Moscow is one of the twelve Hero Cities. The demonym for a Moscow resident is "москвич" for male or "москвичка" for female, rendered in English as Muscovite; the name "Moscow" is abbreviated "MSK". The name of the city is thought to be derived from the name of the Moskva River. There have been proposed several theories of the origin of the name of the river. Finno-Ugric Merya and Muroma people, who were among the several Early Eastern Slavic tribes which inhabited the area, called the river Mustajoki, it has been suggested. The most linguistically well grounded and accepted is from the Proto-Balto-Slavic root *mŭzg-/muzg- from the Proto-Indo-European *meu- "wet", so the name Moskva might signify a river at a wetland or a marsh, its cognates include Russian: музга, muzga "pool, puddle", Lithuanian: mazgoti and Latvian: mazgāt "to wash", Sanskrit: májjati "to drown", Latin: mergō "to dip, immerse". In many Slavic countries Moskov is a surname, most common in Bulgaria, Russia and North Macedonia. There exist as well similar place names in Poland like Mozgawa.

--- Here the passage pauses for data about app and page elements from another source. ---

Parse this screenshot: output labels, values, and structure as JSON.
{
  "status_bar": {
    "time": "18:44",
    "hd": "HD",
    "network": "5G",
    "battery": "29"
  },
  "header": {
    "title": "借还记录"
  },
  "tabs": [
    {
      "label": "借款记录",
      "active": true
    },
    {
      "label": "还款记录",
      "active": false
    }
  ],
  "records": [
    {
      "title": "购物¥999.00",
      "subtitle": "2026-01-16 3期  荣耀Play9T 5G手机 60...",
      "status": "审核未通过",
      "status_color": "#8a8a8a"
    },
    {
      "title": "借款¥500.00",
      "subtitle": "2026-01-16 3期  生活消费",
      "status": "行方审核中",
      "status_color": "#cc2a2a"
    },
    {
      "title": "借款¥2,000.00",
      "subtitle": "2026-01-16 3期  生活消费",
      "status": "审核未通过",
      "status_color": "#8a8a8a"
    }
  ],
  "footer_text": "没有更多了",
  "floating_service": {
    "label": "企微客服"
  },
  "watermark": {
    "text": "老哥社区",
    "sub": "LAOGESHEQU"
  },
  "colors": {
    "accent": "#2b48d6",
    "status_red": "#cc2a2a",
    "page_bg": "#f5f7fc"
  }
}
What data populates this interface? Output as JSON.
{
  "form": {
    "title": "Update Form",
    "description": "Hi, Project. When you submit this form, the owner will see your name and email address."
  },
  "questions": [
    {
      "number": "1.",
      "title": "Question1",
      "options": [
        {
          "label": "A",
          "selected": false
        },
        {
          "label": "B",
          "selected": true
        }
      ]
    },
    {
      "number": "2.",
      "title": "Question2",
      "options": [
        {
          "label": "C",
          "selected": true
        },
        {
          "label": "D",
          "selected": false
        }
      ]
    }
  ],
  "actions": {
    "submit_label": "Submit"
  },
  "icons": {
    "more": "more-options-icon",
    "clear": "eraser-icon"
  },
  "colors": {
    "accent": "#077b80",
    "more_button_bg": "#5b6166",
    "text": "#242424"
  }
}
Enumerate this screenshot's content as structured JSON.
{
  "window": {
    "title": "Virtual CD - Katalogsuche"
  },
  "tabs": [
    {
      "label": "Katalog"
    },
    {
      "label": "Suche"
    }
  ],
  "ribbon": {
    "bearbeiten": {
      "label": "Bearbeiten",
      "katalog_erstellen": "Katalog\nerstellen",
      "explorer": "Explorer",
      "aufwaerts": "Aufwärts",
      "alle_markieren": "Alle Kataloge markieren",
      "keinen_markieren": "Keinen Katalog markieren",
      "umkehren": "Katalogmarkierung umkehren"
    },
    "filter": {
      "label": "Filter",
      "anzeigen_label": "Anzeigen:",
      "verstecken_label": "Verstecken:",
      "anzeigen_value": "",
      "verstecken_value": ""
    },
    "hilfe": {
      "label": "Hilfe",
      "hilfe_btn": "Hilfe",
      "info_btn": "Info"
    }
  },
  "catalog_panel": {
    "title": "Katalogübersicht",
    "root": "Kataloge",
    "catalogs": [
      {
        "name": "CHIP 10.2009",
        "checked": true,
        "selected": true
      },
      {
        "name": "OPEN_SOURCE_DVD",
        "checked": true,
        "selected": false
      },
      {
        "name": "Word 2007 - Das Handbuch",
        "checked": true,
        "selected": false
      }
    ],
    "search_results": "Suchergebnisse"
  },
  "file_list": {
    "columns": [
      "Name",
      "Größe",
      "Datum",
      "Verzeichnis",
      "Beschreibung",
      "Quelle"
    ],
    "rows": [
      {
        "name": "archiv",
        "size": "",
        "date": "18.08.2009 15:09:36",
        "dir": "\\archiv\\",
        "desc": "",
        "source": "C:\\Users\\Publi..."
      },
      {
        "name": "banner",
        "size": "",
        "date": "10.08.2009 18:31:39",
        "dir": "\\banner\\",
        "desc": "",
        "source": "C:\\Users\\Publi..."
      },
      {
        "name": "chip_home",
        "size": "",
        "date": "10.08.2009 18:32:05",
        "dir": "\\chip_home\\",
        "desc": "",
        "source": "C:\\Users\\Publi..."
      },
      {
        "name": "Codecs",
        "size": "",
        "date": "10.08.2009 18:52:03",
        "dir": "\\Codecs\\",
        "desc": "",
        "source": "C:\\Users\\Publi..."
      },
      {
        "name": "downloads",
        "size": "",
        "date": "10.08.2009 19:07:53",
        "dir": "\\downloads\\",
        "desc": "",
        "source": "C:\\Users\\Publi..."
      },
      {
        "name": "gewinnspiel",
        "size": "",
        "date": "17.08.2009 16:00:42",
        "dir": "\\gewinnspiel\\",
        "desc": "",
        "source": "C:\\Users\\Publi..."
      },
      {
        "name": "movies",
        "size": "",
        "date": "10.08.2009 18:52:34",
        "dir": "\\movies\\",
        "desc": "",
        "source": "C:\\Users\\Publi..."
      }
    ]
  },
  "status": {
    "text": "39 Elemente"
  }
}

The original Old Russian form of the name is reconstructed as *Москы, *Mosky, hence it was one of a few Slavic ū-stem nouns. As with other nouns of that declension, it had been undergoing a morphological transformation at the early stage of the development of the language, as a result the first written mentions in the 12th century were Московь, Moskovĭ, Москви, Moskvi, Москвe/Москвѣ, Moskve/Moskvě. From the latter forms came the modern Russian name Москва, a result of morphological generalisation with the numerous Slavic ā-stem nouns. However, the form Moskovĭ has left some traces in many other languages, such as English: Moscow, German: Moskau, French: Moscou, Georgian: მოსკოვი, Latvian: Maskava, Ottoman Turkish: Moskov, Tatar: Мәскәү, Mäskäw, Kazakh: Мәскеу, Mäskew, Chuvash: Мускав, etc. In a similar manner the Latin name Moscovia has been formed it became a collo